Data records for software interfaces:
* * * * * * *

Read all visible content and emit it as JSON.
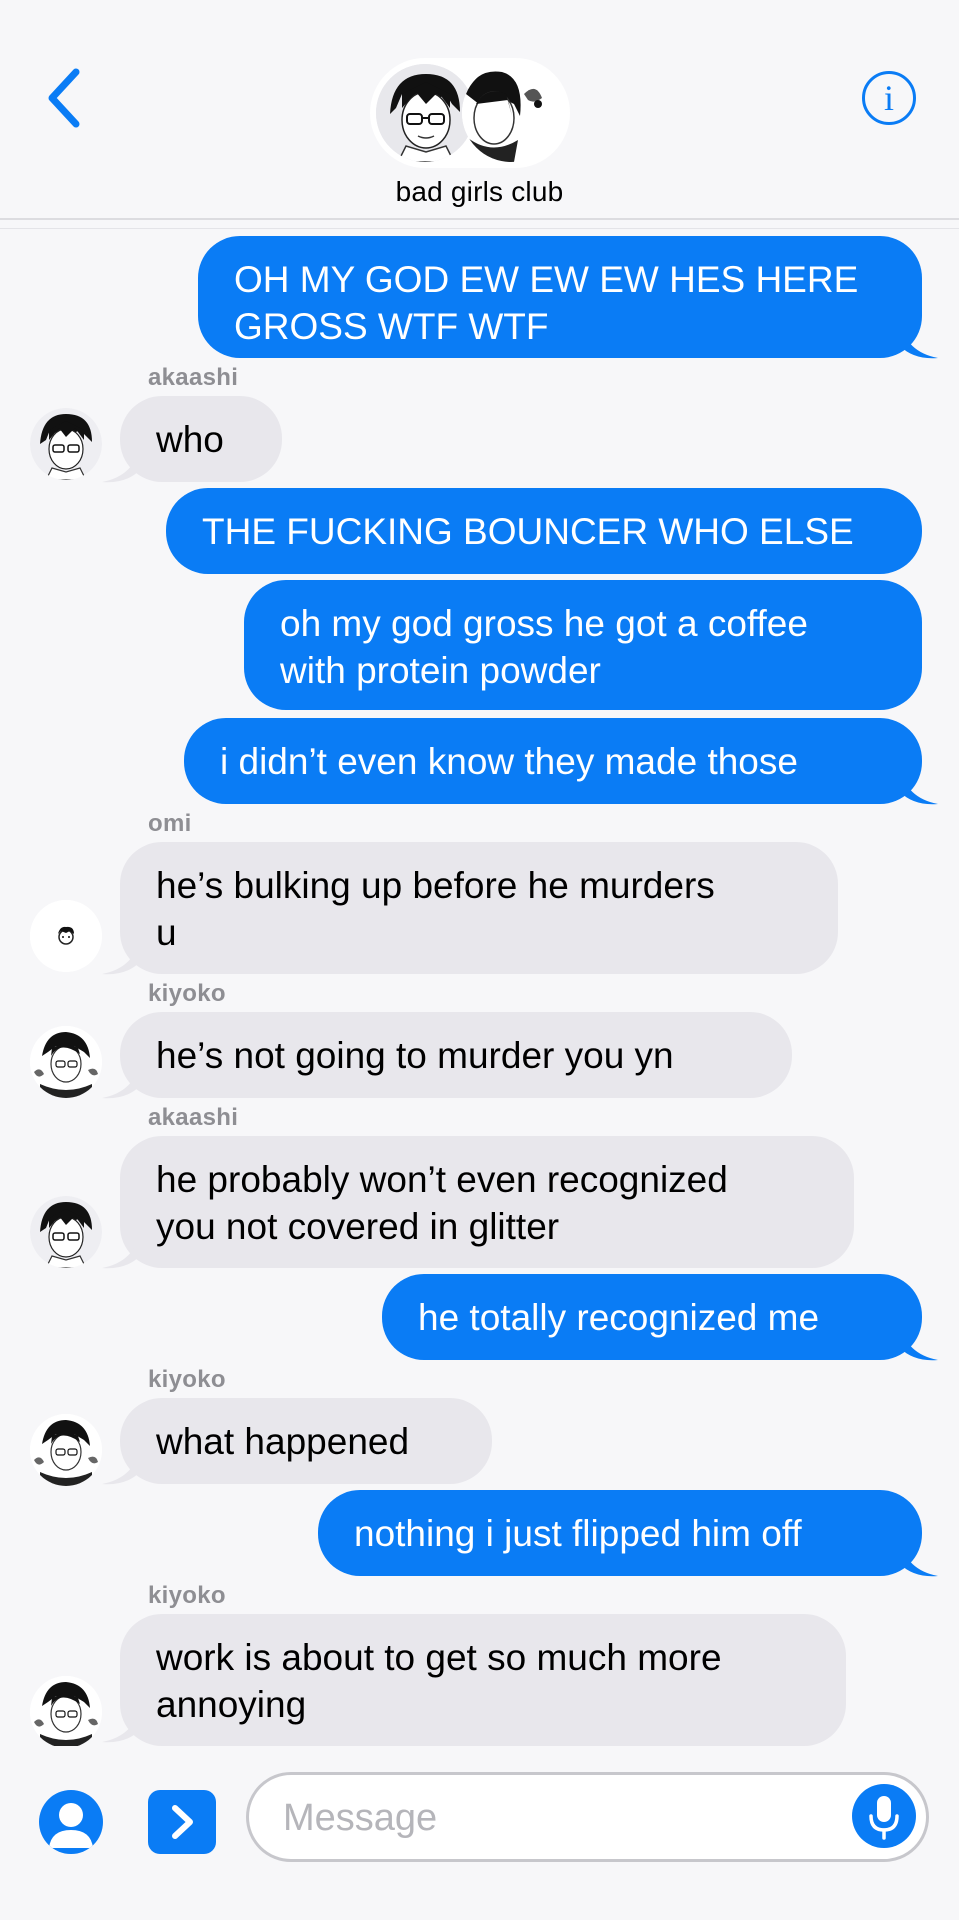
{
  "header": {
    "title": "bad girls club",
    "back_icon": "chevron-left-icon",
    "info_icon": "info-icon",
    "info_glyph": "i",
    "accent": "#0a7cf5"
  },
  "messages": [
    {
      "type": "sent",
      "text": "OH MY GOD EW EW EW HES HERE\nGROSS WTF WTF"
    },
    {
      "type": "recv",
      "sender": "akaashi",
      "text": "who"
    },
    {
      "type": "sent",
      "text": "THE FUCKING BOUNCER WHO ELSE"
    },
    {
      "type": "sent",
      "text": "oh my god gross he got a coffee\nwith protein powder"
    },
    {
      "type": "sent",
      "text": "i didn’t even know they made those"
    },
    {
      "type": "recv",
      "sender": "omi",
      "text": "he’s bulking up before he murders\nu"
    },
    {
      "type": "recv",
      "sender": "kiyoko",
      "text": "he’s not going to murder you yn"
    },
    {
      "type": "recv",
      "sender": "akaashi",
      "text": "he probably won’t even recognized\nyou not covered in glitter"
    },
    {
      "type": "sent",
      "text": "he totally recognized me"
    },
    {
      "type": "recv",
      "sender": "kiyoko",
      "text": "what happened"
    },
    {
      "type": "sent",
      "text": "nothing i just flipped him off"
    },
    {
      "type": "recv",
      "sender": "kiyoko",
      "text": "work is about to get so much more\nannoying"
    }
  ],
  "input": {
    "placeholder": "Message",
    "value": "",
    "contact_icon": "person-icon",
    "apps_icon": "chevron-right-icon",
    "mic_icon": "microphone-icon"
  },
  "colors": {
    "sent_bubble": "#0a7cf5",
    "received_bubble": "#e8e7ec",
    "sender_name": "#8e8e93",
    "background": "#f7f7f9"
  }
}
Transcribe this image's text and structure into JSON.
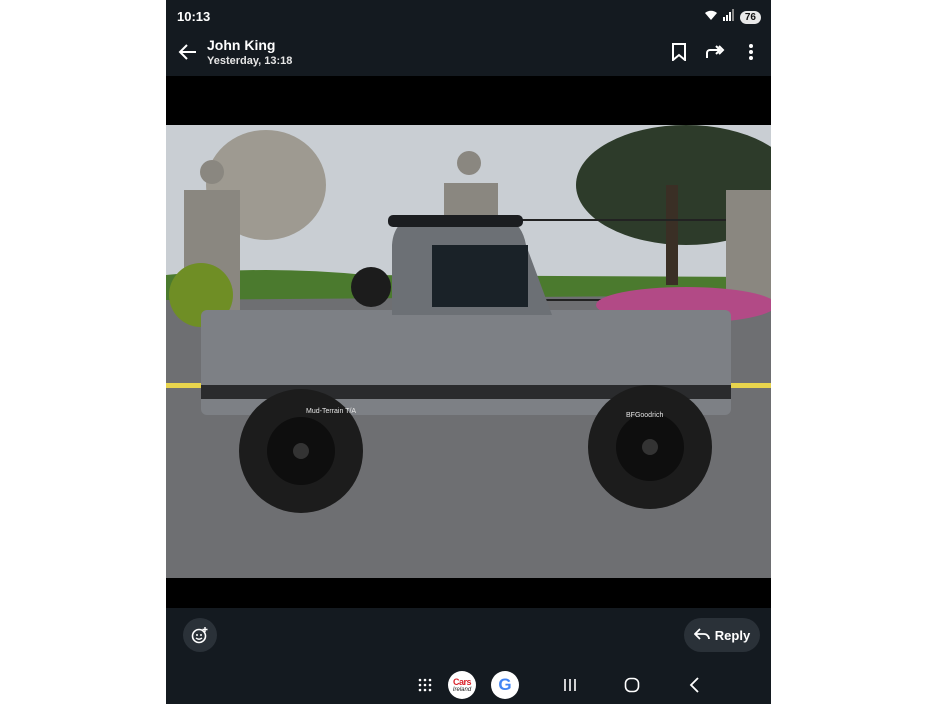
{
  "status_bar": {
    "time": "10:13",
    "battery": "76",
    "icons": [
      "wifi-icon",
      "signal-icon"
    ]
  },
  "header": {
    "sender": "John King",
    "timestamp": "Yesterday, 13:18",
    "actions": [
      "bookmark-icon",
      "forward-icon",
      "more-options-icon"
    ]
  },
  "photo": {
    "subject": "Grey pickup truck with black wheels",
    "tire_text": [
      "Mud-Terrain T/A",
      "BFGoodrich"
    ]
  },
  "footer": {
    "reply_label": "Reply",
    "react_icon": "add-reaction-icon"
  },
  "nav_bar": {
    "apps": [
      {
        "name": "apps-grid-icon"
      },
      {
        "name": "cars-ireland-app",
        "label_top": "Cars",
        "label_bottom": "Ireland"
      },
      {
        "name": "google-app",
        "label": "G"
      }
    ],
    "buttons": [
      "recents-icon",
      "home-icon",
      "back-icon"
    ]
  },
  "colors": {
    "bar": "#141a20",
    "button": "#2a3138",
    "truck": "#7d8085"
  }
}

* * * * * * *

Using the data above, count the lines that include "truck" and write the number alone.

## Solution to the exercise:
2